╭──

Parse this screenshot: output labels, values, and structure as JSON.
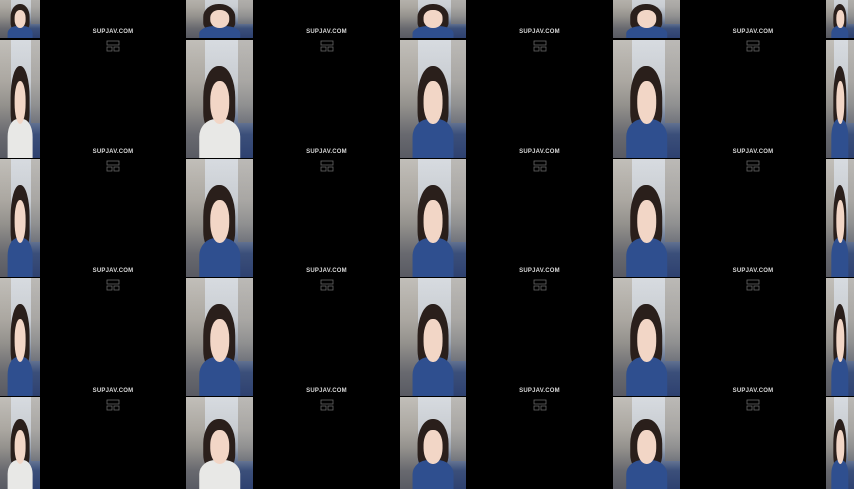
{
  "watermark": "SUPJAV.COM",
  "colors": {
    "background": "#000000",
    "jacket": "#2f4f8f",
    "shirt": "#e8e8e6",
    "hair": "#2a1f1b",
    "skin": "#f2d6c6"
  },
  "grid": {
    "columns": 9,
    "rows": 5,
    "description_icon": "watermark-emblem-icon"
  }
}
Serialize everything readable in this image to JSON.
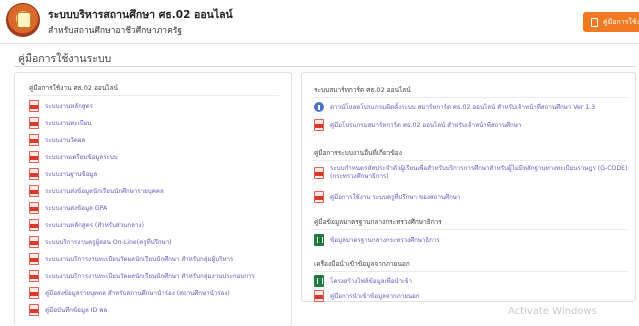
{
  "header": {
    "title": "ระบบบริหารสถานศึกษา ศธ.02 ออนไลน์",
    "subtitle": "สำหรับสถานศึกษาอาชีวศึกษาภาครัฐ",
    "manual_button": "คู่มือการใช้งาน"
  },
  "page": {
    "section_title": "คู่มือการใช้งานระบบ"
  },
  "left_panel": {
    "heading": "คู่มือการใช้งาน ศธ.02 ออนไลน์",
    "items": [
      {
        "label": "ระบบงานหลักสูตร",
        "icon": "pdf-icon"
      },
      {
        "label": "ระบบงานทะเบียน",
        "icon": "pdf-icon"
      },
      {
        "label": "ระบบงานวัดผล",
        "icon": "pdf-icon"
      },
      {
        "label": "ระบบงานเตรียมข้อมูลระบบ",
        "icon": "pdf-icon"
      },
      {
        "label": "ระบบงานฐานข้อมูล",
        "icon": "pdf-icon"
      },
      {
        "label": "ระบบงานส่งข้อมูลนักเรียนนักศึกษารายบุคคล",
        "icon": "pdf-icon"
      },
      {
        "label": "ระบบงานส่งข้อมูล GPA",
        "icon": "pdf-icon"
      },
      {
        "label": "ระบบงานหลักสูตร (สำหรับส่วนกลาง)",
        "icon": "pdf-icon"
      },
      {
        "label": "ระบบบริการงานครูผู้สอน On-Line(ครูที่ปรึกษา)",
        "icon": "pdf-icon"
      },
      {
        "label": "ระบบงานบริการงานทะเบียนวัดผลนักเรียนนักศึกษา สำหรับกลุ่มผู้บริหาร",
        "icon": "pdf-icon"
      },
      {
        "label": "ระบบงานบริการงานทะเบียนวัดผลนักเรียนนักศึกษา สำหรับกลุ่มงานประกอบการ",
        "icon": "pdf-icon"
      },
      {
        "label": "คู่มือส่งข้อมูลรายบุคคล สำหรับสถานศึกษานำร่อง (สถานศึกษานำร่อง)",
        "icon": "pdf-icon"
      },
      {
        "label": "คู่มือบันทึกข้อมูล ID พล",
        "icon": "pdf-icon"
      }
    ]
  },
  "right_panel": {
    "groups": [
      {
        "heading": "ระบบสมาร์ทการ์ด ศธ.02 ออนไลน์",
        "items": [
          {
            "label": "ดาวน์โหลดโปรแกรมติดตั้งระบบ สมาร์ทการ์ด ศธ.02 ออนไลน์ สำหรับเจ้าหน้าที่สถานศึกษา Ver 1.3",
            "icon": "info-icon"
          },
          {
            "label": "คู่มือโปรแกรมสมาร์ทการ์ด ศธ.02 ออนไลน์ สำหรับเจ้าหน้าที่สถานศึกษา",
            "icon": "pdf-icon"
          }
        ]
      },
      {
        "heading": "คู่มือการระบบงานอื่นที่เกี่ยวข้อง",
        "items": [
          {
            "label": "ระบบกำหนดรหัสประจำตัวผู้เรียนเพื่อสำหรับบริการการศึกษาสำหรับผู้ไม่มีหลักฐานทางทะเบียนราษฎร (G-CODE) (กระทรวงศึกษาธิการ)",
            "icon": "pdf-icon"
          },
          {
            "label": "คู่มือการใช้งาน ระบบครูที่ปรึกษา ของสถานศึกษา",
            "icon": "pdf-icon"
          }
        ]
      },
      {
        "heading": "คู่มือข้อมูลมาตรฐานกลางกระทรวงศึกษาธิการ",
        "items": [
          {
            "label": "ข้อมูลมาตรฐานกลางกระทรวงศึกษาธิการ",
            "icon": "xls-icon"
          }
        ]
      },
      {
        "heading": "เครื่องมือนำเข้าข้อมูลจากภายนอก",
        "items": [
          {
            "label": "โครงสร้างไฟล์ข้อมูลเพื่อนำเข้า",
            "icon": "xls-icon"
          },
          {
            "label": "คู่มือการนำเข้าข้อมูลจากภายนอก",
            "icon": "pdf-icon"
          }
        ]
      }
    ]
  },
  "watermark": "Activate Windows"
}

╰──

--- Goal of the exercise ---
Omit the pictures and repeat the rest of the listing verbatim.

--- Result ---
Parse this screenshot: output labels, values, and structure as JSON.
{
  "watermark": "SUPJAV.COM",
  "colors": {
    "background": "#000000",
    "jacket": "#2f4f8f",
    "shirt": "#e8e8e6",
    "hair": "#2a1f1b",
    "skin": "#f2d6c6"
  },
  "grid": {
    "columns": 9,
    "rows": 5,
    "description_icon": "watermark-emblem-icon"
  }
}
Serialize everything readable in this image to JSON.
{
  "header": {
    "title": "ระบบบริหารสถานศึกษา ศธ.02 ออนไลน์",
    "subtitle": "สำหรับสถานศึกษาอาชีวศึกษาภาครัฐ",
    "manual_button": "คู่มือการใช้งาน"
  },
  "page": {
    "section_title": "คู่มือการใช้งานระบบ"
  },
  "left_panel": {
    "heading": "คู่มือการใช้งาน ศธ.02 ออนไลน์",
    "items": [
      {
        "label": "ระบบงานหลักสูตร",
        "icon": "pdf-icon"
      },
      {
        "label": "ระบบงานทะเบียน",
        "icon": "pdf-icon"
      },
      {
        "label": "ระบบงานวัดผล",
        "icon": "pdf-icon"
      },
      {
        "label": "ระบบงานเตรียมข้อมูลระบบ",
        "icon": "pdf-icon"
      },
      {
        "label": "ระบบงานฐานข้อมูล",
        "icon": "pdf-icon"
      },
      {
        "label": "ระบบงานส่งข้อมูลนักเรียนนักศึกษารายบุคคล",
        "icon": "pdf-icon"
      },
      {
        "label": "ระบบงานส่งข้อมูล GPA",
        "icon": "pdf-icon"
      },
      {
        "label": "ระบบงานหลักสูตร (สำหรับส่วนกลาง)",
        "icon": "pdf-icon"
      },
      {
        "label": "ระบบบริการงานครูผู้สอน On-Line(ครูที่ปรึกษา)",
        "icon": "pdf-icon"
      },
      {
        "label": "ระบบงานบริการงานทะเบียนวัดผลนักเรียนนักศึกษา สำหรับกลุ่มผู้บริหาร",
        "icon": "pdf-icon"
      },
      {
        "label": "ระบบงานบริการงานทะเบียนวัดผลนักเรียนนักศึกษา สำหรับกลุ่มงานประกอบการ",
        "icon": "pdf-icon"
      },
      {
        "label": "คู่มือส่งข้อมูลรายบุคคล สำหรับสถานศึกษานำร่อง (สถานศึกษานำร่อง)",
        "icon": "pdf-icon"
      },
      {
        "label": "คู่มือบันทึกข้อมูล ID พล",
        "icon": "pdf-icon"
      }
    ]
  },
  "right_panel": {
    "groups": [
      {
        "heading": "ระบบสมาร์ทการ์ด ศธ.02 ออนไลน์",
        "items": [
          {
            "label": "ดาวน์โหลดโปรแกรมติดตั้งระบบ สมาร์ทการ์ด ศธ.02 ออนไลน์ สำหรับเจ้าหน้าที่สถานศึกษา Ver 1.3",
            "icon": "info-icon"
          },
          {
            "label": "คู่มือโปรแกรมสมาร์ทการ์ด ศธ.02 ออนไลน์ สำหรับเจ้าหน้าที่สถานศึกษา",
            "icon": "pdf-icon"
          }
        ]
      },
      {
        "heading": "คู่มือการระบบงานอื่นที่เกี่ยวข้อง",
        "items": [
          {
            "label": "ระบบกำหนดรหัสประจำตัวผู้เรียนเพื่อสำหรับบริการการศึกษาสำหรับผู้ไม่มีหลักฐานทางทะเบียนราษฎร (G-CODE) (กระทรวงศึกษาธิการ)",
            "icon": "pdf-icon"
          },
          {
            "label": "คู่มือการใช้งาน ระบบครูที่ปรึกษา ของสถานศึกษา",
            "icon": "pdf-icon"
          }
        ]
      },
      {
        "heading": "คู่มือข้อมูลมาตรฐานกลางกระทรวงศึกษาธิการ",
        "items": [
          {
            "label": "ข้อมูลมาตรฐานกลางกระทรวงศึกษาธิการ",
            "icon": "xls-icon"
          }
        ]
      },
      {
        "heading": "เครื่องมือนำเข้าข้อมูลจากภายนอก",
        "items": [
          {
            "label": "โครงสร้างไฟล์ข้อมูลเพื่อนำเข้า",
            "icon": "xls-icon"
          },
          {
            "label": "คู่มือการนำเข้าข้อมูลจากภายนอก",
            "icon": "pdf-icon"
          }
        ]
      }
    ]
  },
  "watermark": "Activate Windows"
}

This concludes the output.